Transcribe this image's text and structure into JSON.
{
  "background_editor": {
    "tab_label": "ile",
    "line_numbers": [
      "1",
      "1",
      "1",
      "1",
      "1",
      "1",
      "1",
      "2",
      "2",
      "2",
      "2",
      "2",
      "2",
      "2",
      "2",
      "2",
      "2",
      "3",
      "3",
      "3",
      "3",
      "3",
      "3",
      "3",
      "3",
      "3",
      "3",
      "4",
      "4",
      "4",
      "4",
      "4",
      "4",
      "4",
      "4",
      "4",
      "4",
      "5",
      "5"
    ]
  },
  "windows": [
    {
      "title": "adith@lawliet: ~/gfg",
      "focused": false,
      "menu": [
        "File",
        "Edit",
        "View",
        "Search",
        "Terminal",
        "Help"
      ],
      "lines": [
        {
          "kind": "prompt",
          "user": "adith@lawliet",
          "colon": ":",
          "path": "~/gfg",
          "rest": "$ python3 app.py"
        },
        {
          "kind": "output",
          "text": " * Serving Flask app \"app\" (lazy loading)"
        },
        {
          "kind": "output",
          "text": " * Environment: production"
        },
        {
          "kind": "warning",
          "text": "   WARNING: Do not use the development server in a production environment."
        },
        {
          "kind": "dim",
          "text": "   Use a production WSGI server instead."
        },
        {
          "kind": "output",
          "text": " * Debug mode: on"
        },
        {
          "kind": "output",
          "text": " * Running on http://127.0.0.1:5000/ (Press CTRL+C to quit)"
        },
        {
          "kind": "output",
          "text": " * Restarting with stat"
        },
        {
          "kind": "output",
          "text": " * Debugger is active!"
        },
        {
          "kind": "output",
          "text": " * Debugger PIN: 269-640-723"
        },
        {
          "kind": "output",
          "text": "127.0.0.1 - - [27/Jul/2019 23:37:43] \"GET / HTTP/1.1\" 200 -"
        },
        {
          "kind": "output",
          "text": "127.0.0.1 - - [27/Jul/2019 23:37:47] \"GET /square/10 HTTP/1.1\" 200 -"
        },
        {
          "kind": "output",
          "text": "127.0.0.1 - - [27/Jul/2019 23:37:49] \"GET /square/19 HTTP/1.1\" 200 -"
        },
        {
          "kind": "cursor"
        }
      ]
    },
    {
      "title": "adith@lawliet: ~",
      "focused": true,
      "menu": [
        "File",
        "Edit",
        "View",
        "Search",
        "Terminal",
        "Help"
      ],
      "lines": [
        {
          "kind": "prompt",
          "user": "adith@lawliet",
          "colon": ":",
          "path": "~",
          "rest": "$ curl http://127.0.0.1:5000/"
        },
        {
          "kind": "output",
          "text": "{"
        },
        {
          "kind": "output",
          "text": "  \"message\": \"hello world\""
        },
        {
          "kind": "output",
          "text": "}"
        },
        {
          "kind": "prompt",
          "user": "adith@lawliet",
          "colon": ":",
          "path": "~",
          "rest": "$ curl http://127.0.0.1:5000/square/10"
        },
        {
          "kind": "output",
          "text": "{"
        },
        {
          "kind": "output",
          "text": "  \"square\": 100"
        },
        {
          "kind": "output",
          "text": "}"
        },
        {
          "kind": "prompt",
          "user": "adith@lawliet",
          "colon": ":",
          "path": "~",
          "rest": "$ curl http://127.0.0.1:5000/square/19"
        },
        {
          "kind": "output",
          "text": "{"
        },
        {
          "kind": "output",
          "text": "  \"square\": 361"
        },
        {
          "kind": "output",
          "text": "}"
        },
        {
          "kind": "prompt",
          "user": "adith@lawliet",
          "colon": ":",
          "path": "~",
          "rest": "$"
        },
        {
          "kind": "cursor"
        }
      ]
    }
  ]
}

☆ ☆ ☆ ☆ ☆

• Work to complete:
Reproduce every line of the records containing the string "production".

• Solution to the problem:
          "text": " * Environment: production"
          "text": "   WARNING: Do not use the development server in a production environment."
          "text": "   Use a production WSGI server instead."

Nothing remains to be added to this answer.